Leaks are bad, I agree. But let’s take it a level deeper. Why do people leak, as opposed to pledging absolutely loyalty to the guy in charge?
When you’re in charge (if you’re good at your job) you need information. You need it from everyone – those who agree with you, those who disagree with you, everyone. You need it to make great decisions that improve the results of your endeavor.
How do you get that information?
First, you create good relationships with the people on your team. If you don’t know how to do that, you probably shouldn’t be in charge.
Second, you create an atmosphere that encourages openness, reduces the importance of rank, and rewards speaking up with well thought out yet unpopular opinions.
Third, you make it ridiculously clear that anyone and everyone’s opinion is wanted and needed, and you’ll consider them all, but in the end your decision is the one that matters. You want their opinions, you need their opinions, but your ass is the one on the line, so respect the fact that your decision will be yours to make. No offense is intended if an opinion is heard but not acted upon. It will always be heard, no matter what.
Fourth, you set up a safety valve to make sure that it’s much less likely that someone will go around you if they feel wronged. It can be an ombudsman. It can be a simple suggestion box. But in the end, you take the chance of backlash from 5% down to 1% with a simple bit of forethought.
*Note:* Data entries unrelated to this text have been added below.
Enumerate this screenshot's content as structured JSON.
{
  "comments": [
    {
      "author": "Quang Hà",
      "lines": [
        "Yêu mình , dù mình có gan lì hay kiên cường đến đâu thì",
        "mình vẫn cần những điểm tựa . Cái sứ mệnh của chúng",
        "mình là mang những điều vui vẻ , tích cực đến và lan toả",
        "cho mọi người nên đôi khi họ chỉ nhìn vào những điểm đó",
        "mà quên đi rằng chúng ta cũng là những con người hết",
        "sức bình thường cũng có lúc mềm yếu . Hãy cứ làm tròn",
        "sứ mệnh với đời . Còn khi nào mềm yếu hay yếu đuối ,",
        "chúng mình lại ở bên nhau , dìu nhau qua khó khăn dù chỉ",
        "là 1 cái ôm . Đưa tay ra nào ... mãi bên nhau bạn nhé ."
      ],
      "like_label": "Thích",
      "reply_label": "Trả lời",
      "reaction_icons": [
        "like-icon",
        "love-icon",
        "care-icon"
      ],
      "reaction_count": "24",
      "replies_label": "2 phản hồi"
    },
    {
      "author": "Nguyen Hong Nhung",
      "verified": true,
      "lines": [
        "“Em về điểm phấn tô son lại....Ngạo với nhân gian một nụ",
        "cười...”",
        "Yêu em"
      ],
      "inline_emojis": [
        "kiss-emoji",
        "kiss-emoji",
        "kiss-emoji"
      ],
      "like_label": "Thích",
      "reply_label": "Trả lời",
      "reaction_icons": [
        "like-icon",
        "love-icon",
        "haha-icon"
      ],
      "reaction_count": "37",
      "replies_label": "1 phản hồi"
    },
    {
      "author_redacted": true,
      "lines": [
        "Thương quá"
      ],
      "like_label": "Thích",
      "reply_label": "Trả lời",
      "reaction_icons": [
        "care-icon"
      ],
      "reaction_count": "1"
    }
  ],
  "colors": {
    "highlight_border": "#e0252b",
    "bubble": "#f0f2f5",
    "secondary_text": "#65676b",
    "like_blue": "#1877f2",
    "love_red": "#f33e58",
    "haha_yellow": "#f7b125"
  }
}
Finally, when leaks do happen (because they will), you gather the troops and loop back to Step 1 – tell them you understand that leaks only happen when people don’t feel heard, and you want to assure them that the message was heard by you. Someone on this team leaked information because they needed to be heard, and I clearly failed you. I will work on improving our relationships and our atmosphere going forward.
If you need my help, Donald, I’m good at this stuff. Hit me up. 281-734-7795.